We can easily become accustomed to comforts, and take God’s blessings for granted. We greedily consume our good fortune without appreciating it. Foolishly, we assume that we are owed our blessed affluence. Such spiritual ignorance and intellectual arrogance can greatly benefit from a fast.
Don’t spoil and fatten the ego by giving it the pleasurable experiences it desires, for this will only give it more power over you . . . Because when the “stomach” of the ‘commanding self’ [nafsul-amara] is filled and becomes comfortable, it becomes increasingly insolent and rebellious. Therefore, it is necessary to limit it to bran bread so that this ‘commanding self’ does not become strong, insolent, and rebellious. [Anqaravi, Commentary on Rumi’s, The Prince and the Christian Ascetic (Mathnawi V: 3480)]
Fasting educates the soul. It rehearses lessons innate to our conscience, reminding us of our inherent compassion, hidden beneath layers of overindulgence and lusts. It calls to attention distracted thoughts stripped of emotions by extravagant yet insipid existence. Fasting drills us on a catechism of humility.
Fasting is as our sacrifice,
It is the life out of soul; let us sacrifice all our body,
Since the soul has arrived as guest.
Fortitude is as a sweet cloud, wisdom rains from it,
Because it was in such a month of fortitude
That the Koran arrived
When the carnal soul is in need,
The spirit goes into ascension;
When the gate of the prison is broken, the soul reaches the Beloved [Rumi, Ghazal No. 892 from the Divan-e Shams-e Tabrizi, in Arberry, p. 138]
The emptiness of a fast detains our intellect, confines it and demands attention to the Divine. As awareness of the True Reality increases, we lament our separation from God and cry out for forgiveness. This cry accompanies the universal chorus of repentance that resonates only when we empty ourselves of arrogance and pride.

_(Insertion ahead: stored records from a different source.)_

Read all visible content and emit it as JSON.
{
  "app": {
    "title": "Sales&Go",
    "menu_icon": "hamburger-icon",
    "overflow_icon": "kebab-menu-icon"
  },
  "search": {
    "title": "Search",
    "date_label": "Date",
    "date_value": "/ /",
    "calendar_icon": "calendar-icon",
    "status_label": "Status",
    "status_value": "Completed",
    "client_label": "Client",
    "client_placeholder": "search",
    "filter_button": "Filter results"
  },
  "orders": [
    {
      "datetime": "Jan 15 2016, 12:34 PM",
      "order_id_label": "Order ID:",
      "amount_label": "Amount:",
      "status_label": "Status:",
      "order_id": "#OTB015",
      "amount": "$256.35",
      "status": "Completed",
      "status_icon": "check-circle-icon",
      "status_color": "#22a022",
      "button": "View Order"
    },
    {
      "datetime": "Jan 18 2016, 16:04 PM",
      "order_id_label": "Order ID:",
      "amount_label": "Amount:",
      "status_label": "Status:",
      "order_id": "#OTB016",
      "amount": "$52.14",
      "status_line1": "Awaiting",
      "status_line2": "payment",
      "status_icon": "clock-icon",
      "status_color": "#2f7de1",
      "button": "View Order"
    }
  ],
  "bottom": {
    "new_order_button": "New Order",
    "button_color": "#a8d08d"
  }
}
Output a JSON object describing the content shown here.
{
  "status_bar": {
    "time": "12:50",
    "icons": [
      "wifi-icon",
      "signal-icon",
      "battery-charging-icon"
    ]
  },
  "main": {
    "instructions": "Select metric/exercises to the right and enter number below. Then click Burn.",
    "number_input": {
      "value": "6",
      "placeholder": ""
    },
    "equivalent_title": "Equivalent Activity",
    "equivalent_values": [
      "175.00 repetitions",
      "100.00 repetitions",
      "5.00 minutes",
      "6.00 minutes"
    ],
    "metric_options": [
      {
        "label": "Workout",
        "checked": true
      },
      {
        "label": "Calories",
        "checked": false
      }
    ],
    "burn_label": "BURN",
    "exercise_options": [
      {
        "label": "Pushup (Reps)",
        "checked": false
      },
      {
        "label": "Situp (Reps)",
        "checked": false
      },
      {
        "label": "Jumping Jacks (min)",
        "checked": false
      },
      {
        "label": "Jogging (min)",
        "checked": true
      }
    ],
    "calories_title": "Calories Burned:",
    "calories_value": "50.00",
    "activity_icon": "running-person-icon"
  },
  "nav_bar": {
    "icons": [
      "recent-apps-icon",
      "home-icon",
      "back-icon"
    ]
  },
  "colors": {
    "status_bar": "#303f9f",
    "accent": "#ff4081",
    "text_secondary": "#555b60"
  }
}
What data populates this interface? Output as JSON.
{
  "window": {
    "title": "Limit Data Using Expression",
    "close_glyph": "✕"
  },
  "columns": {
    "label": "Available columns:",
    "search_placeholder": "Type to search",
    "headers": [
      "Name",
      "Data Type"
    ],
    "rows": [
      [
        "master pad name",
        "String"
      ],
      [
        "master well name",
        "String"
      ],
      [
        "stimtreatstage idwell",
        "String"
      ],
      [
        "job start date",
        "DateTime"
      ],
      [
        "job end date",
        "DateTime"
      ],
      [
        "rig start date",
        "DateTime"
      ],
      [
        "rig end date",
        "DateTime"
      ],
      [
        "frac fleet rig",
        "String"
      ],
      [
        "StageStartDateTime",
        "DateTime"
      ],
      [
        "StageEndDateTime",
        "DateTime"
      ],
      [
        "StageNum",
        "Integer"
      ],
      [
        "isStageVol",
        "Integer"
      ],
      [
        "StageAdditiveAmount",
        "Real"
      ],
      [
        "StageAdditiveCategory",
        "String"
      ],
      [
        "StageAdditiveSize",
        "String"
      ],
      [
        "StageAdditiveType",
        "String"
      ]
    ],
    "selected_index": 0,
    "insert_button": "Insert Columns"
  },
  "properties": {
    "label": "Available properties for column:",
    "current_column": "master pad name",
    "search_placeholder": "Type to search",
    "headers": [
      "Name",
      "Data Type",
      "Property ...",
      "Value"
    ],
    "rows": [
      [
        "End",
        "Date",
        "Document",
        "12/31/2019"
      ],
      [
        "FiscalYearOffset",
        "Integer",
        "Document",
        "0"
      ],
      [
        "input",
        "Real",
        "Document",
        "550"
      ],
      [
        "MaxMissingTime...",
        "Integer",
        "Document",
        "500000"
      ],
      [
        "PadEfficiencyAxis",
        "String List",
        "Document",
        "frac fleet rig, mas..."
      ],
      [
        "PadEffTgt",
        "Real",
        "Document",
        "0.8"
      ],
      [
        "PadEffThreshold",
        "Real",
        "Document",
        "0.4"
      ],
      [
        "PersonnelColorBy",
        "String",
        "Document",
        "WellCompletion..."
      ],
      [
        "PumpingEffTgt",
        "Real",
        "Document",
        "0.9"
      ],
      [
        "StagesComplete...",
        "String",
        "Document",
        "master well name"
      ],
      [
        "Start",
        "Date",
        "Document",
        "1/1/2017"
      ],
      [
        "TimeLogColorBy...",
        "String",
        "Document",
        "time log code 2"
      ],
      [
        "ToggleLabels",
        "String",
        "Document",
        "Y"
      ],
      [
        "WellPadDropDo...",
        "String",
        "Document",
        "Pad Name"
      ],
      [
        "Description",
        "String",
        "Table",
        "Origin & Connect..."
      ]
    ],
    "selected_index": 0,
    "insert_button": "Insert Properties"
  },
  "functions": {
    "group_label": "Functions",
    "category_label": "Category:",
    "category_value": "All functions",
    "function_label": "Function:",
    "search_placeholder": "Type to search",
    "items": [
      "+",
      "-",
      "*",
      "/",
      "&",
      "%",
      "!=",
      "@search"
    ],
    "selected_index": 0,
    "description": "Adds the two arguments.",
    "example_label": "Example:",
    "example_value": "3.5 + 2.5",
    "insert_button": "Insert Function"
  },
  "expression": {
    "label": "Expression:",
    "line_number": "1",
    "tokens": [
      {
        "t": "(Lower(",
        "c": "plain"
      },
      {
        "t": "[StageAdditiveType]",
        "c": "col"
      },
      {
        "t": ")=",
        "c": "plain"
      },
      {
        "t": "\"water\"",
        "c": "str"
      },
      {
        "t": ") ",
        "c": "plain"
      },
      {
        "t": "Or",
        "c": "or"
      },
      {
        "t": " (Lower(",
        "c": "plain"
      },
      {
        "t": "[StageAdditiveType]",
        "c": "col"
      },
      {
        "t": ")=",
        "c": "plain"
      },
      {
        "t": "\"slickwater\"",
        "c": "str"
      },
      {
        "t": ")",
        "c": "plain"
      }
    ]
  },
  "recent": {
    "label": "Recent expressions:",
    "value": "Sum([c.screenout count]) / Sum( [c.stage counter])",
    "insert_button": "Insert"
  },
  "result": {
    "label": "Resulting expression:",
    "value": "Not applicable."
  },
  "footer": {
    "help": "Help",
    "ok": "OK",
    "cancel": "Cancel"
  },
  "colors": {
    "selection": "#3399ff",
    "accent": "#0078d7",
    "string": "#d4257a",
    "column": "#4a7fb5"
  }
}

Be empty of stomach and cry out, in neediness, like the reed flute! Be empty of stomach and tell secrets like the reed pen! [Mystical Poems of Rumi, p. 224].